Discussion related to commuter rail and rapid transit operations in the Chicago area including the South Shore Line, Metra Rail, and Chicago Transit Authority.

Moderators: metraRI, JamesT4

  by MetraBNSF
For those that are familiar with the BNSF, roughly between the Western Ave station and Cicero "B" interlocking, the line is elevated and travels over about 14 bridges between this stretch. If you're sitting in the cab car on a westbound and on track 2 (there are 4 tracks through this stretch) , you feel like you're swimming and when you go over a bridge, there is a whiplash effect.

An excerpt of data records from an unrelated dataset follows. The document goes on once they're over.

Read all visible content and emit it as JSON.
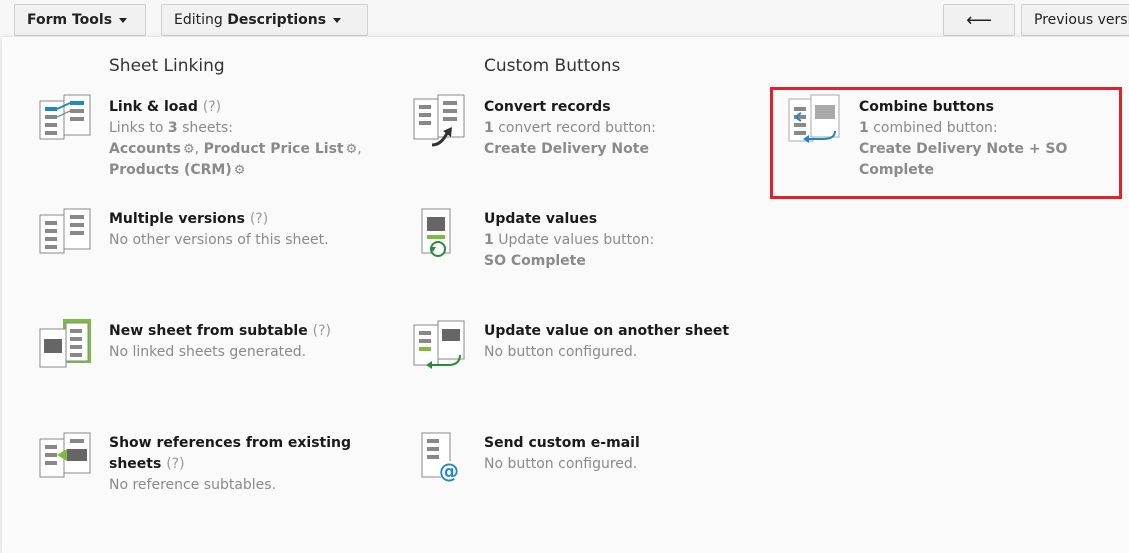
{
  "toolbar": {
    "form_tools": "Form Tools",
    "editing_prefix": "Editing",
    "editing_target": "Descriptions",
    "back_arrow": "⟵",
    "previous": "Previous versions"
  },
  "sheet_linking": {
    "header": "Sheet Linking",
    "link_load": {
      "title": "Link & load",
      "q": "(?)",
      "sub_prefix": "Links to",
      "count": "3",
      "sub_suffix": "sheets:",
      "sheet1": "Accounts",
      "sheet2": "Product Price List",
      "sheet3": "Products (CRM)"
    },
    "multi_versions": {
      "title": "Multiple versions",
      "q": "(?)",
      "sub": "No other versions of this sheet."
    },
    "new_sheet": {
      "title": "New sheet from subtable",
      "q": "(?)",
      "sub": "No linked sheets generated."
    },
    "show_refs": {
      "title_line1": "Show references from existing",
      "title_line2": "sheets",
      "q": "(?)",
      "sub": "No reference subtables."
    }
  },
  "custom_buttons": {
    "header": "Custom Buttons",
    "convert": {
      "title": "Convert records",
      "count": "1",
      "sub": "convert record button:",
      "value": "Create Delivery Note"
    },
    "update_values": {
      "title": "Update values",
      "count": "1",
      "sub": "Update values button:",
      "value": "SO Complete"
    },
    "update_other": {
      "title": "Update value on another sheet",
      "sub": "No button configured."
    },
    "send_email": {
      "title": "Send custom e-mail",
      "sub": "No button configured."
    },
    "combine": {
      "title": "Combine buttons",
      "count": "1",
      "sub": "combined button:",
      "value_line1": "Create Delivery Note + SO",
      "value_line2": "Complete"
    }
  },
  "colors": {
    "highlight": "#e0232b",
    "accent_blue": "#1f87c8",
    "accent_green": "#7dbb42"
  }
}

I remember in several instances the car felt like it was gonna derail after passing over a bridge. Some bridges are worse than others. Has anybody had this experience?

  by doepack
I've never rode in the last (cab) car on an outbound Burlington train, but I do remember a similar experience riding the older Budd cab cars on inbound express trains a couple of years ago, shortly before they were displaced by the newer equipment. Some of the cars rode especially rough due to flat spots, and though they've been kept in decent running condition through several rebuilds, there are still going to be times when those cars show their age, indeed, they've been pretty much beat to death.

But now that you're experiencing this with the newer cars, I have to wonder what shape the track is in along that segment. Have you noticed similar conditons on track 1, i.e, the northernmost track, normally used for outbound locals? Also, IIRC, most of the freight traffic runs on tracks 3 and 4 through this area, and consists mainly of transfers, while tracks 1 and 2 don't see nearly the freight volume here as compared to west of Cicero. But still, with all the Metra traffic, it would be hard for me to imagine BNSF neglecting this section in terms of track maintenance...

  by EricL
There are a few rough spots like this on the Milw heading out to A-5. Although I wouldn't say it's nearly as bad as the "whiplash" you're describing.

Welcome to Chicago, infrastructure is old! :-D

  by c604.
Those bridges even were doing that both eastbound and westbund eleven years ago when I used to ride that route. I don't think it was to the point of "feeling like its going to derail" though.

  by MetraBNSF
The ride is smooth on track one over the bridges. If you're sitting in one of the 8500's heading west at 60-70mph on track 2, you can really feel the car rock sidewards as the car clears the bridge. The closer you are to the front of the train, the ride is pretty smooth.

  by Tadman
It also makes a difference where one is seated. Top level, first or last row will be much rougher ride than a central seat between the trucks. I had the misfortune of riding AMTK #3 for 10 hours with a first row seat once - it bucked like a bronco.

  by octr202
This is not an uncommon effect on bridges. What are the bridge structures -- are they rigid structures (open deck) or ballasted deck? The more rigid the track structure, the more likely there is to be a pronounced bounce when transitioning on and off the bridge.

Pentrex many years back made a video cab ride on Amtrak's Northeast Corridor. South of Philadelphia, the NEC passes over many bridges in quick succession, over trackage in the 80-110 mph range. The bouncing camera is quite noticable as the locomotive passes over each bridge.

  by doepack
octr202 wrote:This is not an uncommon effect on bridges. What are the bridge structures -- are they rigid structures (open deck) or ballasted deck? The more rigid the track structure, the more likely there is to be a pronounced bounce when transitioning on and off the bridge
The bridges are unballasted, metal-decked structures, with 5ft. high steel barriers spanning the length of each bridge, with one each located on the north and south sides of the ROW, and one placed in between each track, for a total of five to a bridge. On average, the bridges are spaced about 600-800ft. apart along a 3 mile stretch of ROW with trackage atop of an embankment within the city proper, but is actually on fill further west. A few years ago, BNSF reinforced the "fill" section of the ROW with new ties and ballast, which coinicided with the interlocking and signal upgrade there. However, the bridges further east could use at least a ballast upgrade, which would mitigate the noise, especially onboard the train...

  by SlowFreight
Back before Metra replaced the old steel bridges on the C&NW-NW line with ballasted-deck structures, the bridges had the rails bolted inside steel channels on the deck with no crossties. I remember distinctly that every time we crossed an overpass you could feel the car rise up on the bridge and drop down at the end. I always wondered if this was because the track structure on the bridge was more rigid and so while everything might be at the same height, the ballasted track would deflect more than the steel deck. Any other theories?

  by Nyterider
I noticed a similar effect going over the old bridges just north of Clybourn on the UP-N line. Each time we went over a bridge, the coach bounced noticeably and we were traveling 70 mph too.

  by asc99yhs
BNSF has been long trying to replace some of the bridges in that area but has had very little cooperation from the city of Chicago in doing so. Chicago hasn't been willing to close some of the roadways underneath for a few weeks to make the repairs. So that's why the bridges suck.